Cory hands over his report
BY LAURA FRIEL
Former Canadian Supreme Court Judge Peter Cory handed the results of his £1.6 million probe into allegations of collusion to the London and Dublin governments this week. The judge had been tasked to consider six controversial cases in which collusion has been suspected. Included are the killings of defence lawyers Pat Finucane and Rosemary Nelson, the sectarian mob murder of Catholic Robert Hamill, the death of jailed LVF leader Billy Wright, and the killing of two RUC officers and a High Court judge by the IRA.
The governments have been warned not to interfere with the report. The judge has also said he intends to hold Tony Blair to his promise to carry out public inquiries on his recommendation. However, the governments' legal officials will be trawling through the documents in order to blank out any names or information relevant to ongoing criminal investigations. But Judge Cory is threatening "to kick and scream and make a lot of noise" if there is any attempt to tamper with his report.
"They have to make sure I haven't revealed state secrets or that anything I have said would put anyone else in danger," said Judge Cory. Worryingly, revealing state secrets is precisely what most people hoped Judge Cory would do, given the remit to investigate the collusion of covert state forces with loyalist death squads. Through the establishment and control of covert units like the FRU and Special Branch, the British state has been secretly colluding in the murder of citizens within its own jurisdiction for years.
It is understood that Judge Cory plans to return in November to check any amendments before publication. The document will pass through Westminster before publication, expected in early December. The Dublin government says the families of the victims will be given access to the report 48 hours before it is made public. But relatives of those killed have expressed anger at the delay. Michael Finucane pointed out there was no reason why the families could not be given immediate access to the judge's conclusions.
Described by BBC Radio 4 as 'politically balanced', the British and Irish governments pre-selected the cases the judge could consider.
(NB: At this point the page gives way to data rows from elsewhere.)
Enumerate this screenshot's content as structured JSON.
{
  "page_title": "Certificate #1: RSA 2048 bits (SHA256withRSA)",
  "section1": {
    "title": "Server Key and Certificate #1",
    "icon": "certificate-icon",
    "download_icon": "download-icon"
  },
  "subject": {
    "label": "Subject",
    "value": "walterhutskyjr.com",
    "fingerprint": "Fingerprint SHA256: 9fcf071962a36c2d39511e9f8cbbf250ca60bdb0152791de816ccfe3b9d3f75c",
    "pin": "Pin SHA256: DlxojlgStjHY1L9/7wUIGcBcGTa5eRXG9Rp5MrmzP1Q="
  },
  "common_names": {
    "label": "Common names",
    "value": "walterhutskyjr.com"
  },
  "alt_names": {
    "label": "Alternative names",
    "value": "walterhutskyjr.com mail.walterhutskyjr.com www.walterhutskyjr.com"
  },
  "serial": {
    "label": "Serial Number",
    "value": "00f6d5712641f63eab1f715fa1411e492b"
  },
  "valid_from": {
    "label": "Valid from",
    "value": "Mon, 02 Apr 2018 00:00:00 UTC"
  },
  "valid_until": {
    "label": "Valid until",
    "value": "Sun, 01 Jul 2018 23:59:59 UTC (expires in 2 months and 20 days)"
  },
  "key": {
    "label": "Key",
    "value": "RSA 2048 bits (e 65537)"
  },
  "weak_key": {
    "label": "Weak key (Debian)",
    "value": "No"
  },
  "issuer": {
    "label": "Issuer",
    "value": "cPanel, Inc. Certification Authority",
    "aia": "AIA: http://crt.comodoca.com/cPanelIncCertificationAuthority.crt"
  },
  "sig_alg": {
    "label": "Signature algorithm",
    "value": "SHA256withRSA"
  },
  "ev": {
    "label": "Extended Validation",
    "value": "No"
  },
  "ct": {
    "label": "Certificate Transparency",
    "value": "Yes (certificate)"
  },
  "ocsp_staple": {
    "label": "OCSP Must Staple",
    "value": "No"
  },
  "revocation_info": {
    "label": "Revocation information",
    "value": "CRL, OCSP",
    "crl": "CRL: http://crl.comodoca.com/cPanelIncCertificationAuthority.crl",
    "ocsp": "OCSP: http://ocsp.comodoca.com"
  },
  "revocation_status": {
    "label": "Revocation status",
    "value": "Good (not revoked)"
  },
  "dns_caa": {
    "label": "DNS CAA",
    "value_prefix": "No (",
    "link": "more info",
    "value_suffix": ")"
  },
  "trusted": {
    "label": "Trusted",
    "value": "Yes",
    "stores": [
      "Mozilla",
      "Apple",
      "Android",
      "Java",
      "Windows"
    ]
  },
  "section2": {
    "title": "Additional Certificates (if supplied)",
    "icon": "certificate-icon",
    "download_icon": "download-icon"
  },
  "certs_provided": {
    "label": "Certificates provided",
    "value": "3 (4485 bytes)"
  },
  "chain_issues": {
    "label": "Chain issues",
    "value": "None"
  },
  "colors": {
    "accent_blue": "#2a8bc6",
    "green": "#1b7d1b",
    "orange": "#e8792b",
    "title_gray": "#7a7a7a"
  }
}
Hundreds of northern nationalists are believed to have died as a direct result of a British policy initiated by Margaret Thatcher that placed state collusion with loyalist death squads at the heart of British occupation. But in the interests of 'balance', Cory was tasked with considering only two, the deaths of Pat Finucane and Rosemary Nelson.
Sadly, if the judge's own comments are any indication, the severe restrictions placed on the probe from the outset have limited the nature of the insight he can offer. "Collusion is, in effect, conniving with those who committed the murder by turning a blind eye and secretly encouraging," said Cory.
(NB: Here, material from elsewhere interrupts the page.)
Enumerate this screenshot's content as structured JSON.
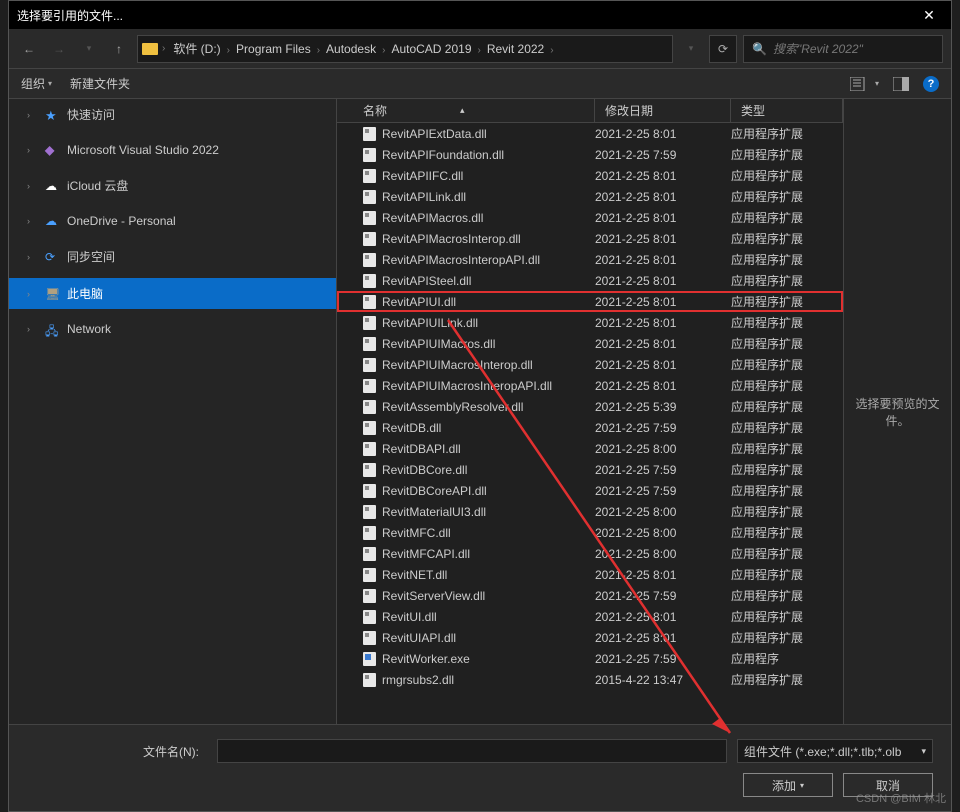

Turning a blind eye and secretly encouraging might seem like a viable explanation, were there only a handful of killings in which collusion was evident. But it seems less convincing when the number of victims runs into hundreds. In such a case, 'turning a blind eye' is systematic cover up and 'secretly encouraging' looks more like policy.
Judge Cory handed four reports to British Secretary of State Paul Murphy in London, before travelling to Dublin to meet Bertie Ahern to deliver a further two reports. "The two governments are determined that where there are allegations of collusion, the truth should emerge," said Paul Murphy.
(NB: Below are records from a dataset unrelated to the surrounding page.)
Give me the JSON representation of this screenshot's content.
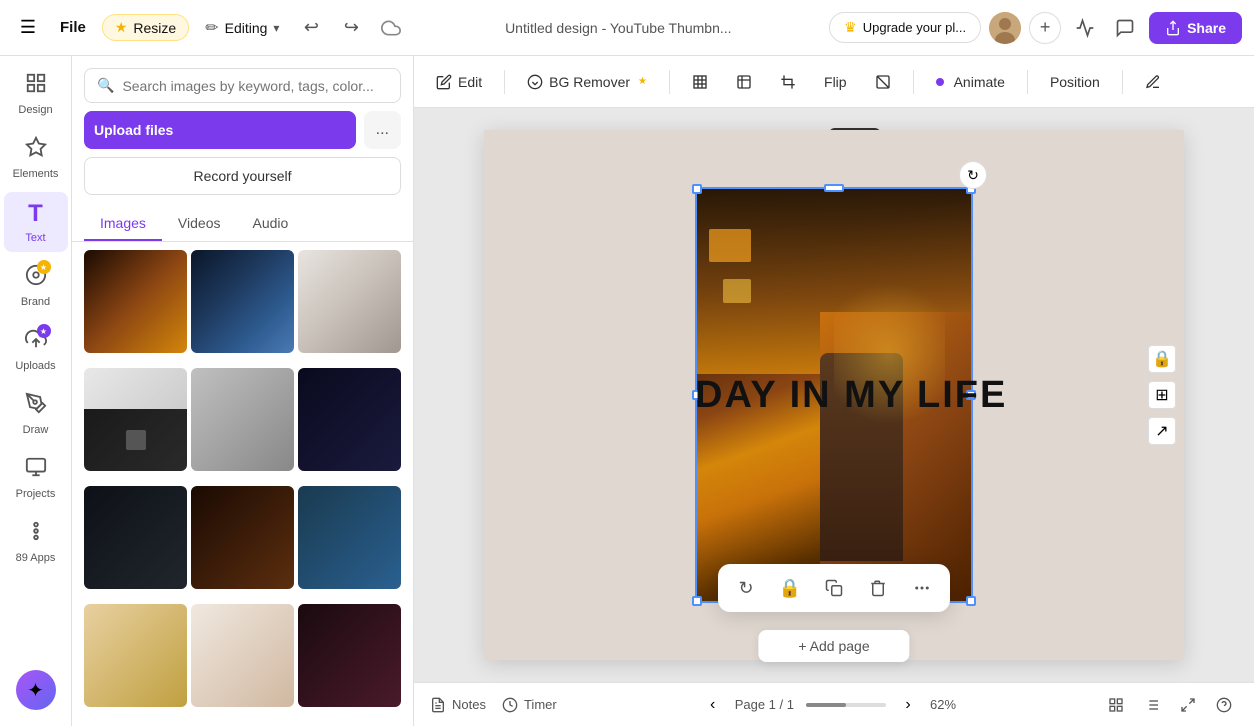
{
  "topbar": {
    "menu_label": "☰",
    "file_label": "File",
    "resize_label": "Resize",
    "editing_label": "Editing",
    "undo_label": "↩",
    "redo_label": "↪",
    "cloud_label": "☁",
    "title": "Untitled design - YouTube Thumbn...",
    "upgrade_label": "Upgrade your pl...",
    "plus_label": "+",
    "share_label": "Share"
  },
  "sidebar": {
    "items": [
      {
        "id": "design",
        "label": "Design",
        "icon": "⊞"
      },
      {
        "id": "elements",
        "label": "Elements",
        "icon": "✦"
      },
      {
        "id": "text",
        "label": "Text",
        "icon": "T"
      },
      {
        "id": "brand",
        "label": "Brand",
        "icon": "⊛",
        "badge": "star"
      },
      {
        "id": "uploads",
        "label": "Uploads",
        "icon": "↑",
        "badge": "purple"
      },
      {
        "id": "draw",
        "label": "Draw",
        "icon": "✏"
      },
      {
        "id": "projects",
        "label": "Projects",
        "icon": "⊟"
      },
      {
        "id": "apps",
        "label": "89 Apps",
        "icon": "⊕"
      }
    ],
    "magic_label": "✦"
  },
  "left_panel": {
    "search_placeholder": "Search images by keyword, tags, color...",
    "upload_label": "Upload files",
    "upload_more_label": "...",
    "record_label": "Record yourself",
    "tabs": [
      {
        "id": "images",
        "label": "Images",
        "active": true
      },
      {
        "id": "videos",
        "label": "Videos",
        "active": false
      },
      {
        "id": "audio",
        "label": "Audio",
        "active": false
      }
    ],
    "images": [
      {
        "id": 1,
        "class": "img-1"
      },
      {
        "id": 2,
        "class": "img-2"
      },
      {
        "id": 3,
        "class": "img-3"
      },
      {
        "id": 4,
        "class": "img-4"
      },
      {
        "id": 5,
        "class": "img-5"
      },
      {
        "id": 6,
        "class": "img-6"
      },
      {
        "id": 7,
        "class": "img-7"
      },
      {
        "id": 8,
        "class": "img-8"
      },
      {
        "id": 9,
        "class": "img-9"
      },
      {
        "id": 10,
        "class": "img-10"
      },
      {
        "id": 11,
        "class": "img-11"
      },
      {
        "id": 12,
        "class": "img-12"
      },
      {
        "id": 13,
        "class": "img-13"
      },
      {
        "id": 14,
        "class": "img-14"
      }
    ]
  },
  "toolbar": {
    "edit_label": "Edit",
    "bg_remover_label": "BG Remover",
    "flip_label": "Flip",
    "animate_label": "Animate",
    "position_label": "Position",
    "crop_label": "Crop"
  },
  "canvas": {
    "text": "DAY IN  MY LIFE",
    "add_page_label": "+ Add page"
  },
  "float_toolbar": {
    "rotate_label": "↻",
    "lock_label": "🔒",
    "copy_label": "⧉",
    "delete_label": "🗑",
    "more_label": "..."
  },
  "bottom_bar": {
    "notes_label": "Notes",
    "timer_label": "Timer",
    "page_info": "Page 1 / 1",
    "zoom_level": "62%"
  }
}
"We have not finalised the arrangements with the British government on when we will get access to their reports and when they will get access to ours," said Bertie Ahern, "but certainly we will exchange information once they are examined by the departments."
Sinn Féin's Conor Murphy urged the governments to publish the reports and recommendations without delay. "We are told by British government sources that the Cory reports have to be vetted by the securocrats before they will be considered for publication. In other words the judge's findings are to be vetted by some of the very same people believed to be actively involved in collusion on behalf of their collusion masters, the British state," he said.